YOUR GOAL:
Set down each line of the data exactly, but not the pictures.

--- PROVIDED MATERIAL ---

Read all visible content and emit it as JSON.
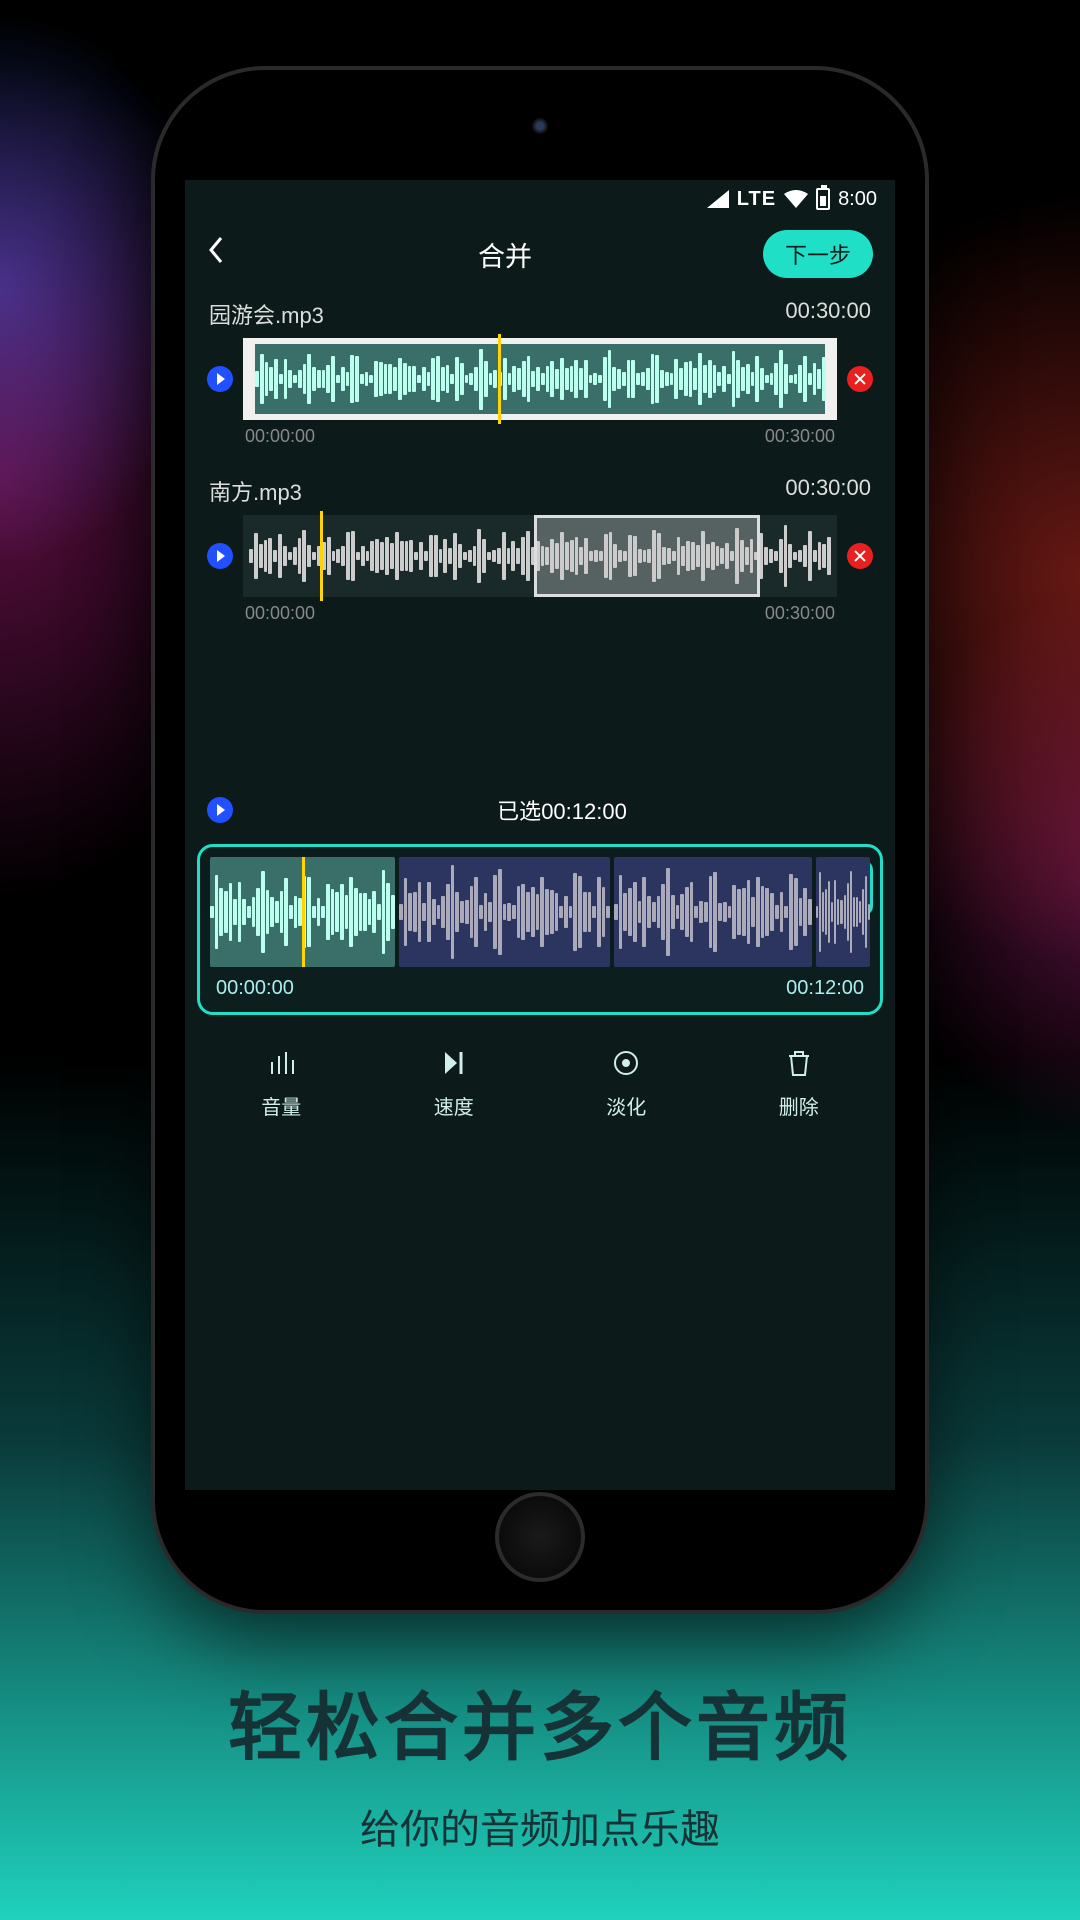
{
  "status": {
    "net": "LTE",
    "time": "8:00"
  },
  "appbar": {
    "title": "合并",
    "next": "下一步"
  },
  "tracks": [
    {
      "name": "园游会.mp3",
      "dur": "00:30:00",
      "start": "00:00:00",
      "end": "00:30:00"
    },
    {
      "name": "南方.mp3",
      "dur": "00:30:00",
      "start": "00:00:00",
      "end": "00:30:00"
    }
  ],
  "selected": {
    "label_prefix": "已选",
    "time": "00:12:00"
  },
  "combo": {
    "start": "00:00:00",
    "end": "00:12:00"
  },
  "tools": {
    "vol": "音量",
    "spd": "速度",
    "fade": "淡化",
    "del": "删除"
  },
  "promo": {
    "h": "轻松合并多个音频",
    "s": "给你的音频加点乐趣"
  },
  "colors": {
    "accent": "#1fe0c6"
  }
}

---

SOLUTION TO THIS EXERCISE:
Read all visible content and emit it as JSON.
{
  "status": {
    "net": "LTE",
    "time": "8:00"
  },
  "appbar": {
    "title": "合并",
    "next": "下一步"
  },
  "tracks": [
    {
      "name": "园游会.mp3",
      "dur": "00:30:00",
      "start": "00:00:00",
      "end": "00:30:00"
    },
    {
      "name": "南方.mp3",
      "dur": "00:30:00",
      "start": "00:00:00",
      "end": "00:30:00"
    }
  ],
  "selected": {
    "label_prefix": "已选",
    "time": "00:12:00"
  },
  "combo": {
    "start": "00:00:00",
    "end": "00:12:00"
  },
  "tools": {
    "vol": "音量",
    "spd": "速度",
    "fade": "淡化",
    "del": "删除"
  },
  "promo": {
    "h": "轻松合并多个音频",
    "s": "给你的音频加点乐趣"
  },
  "colors": {
    "accent": "#1fe0c6"
  }
}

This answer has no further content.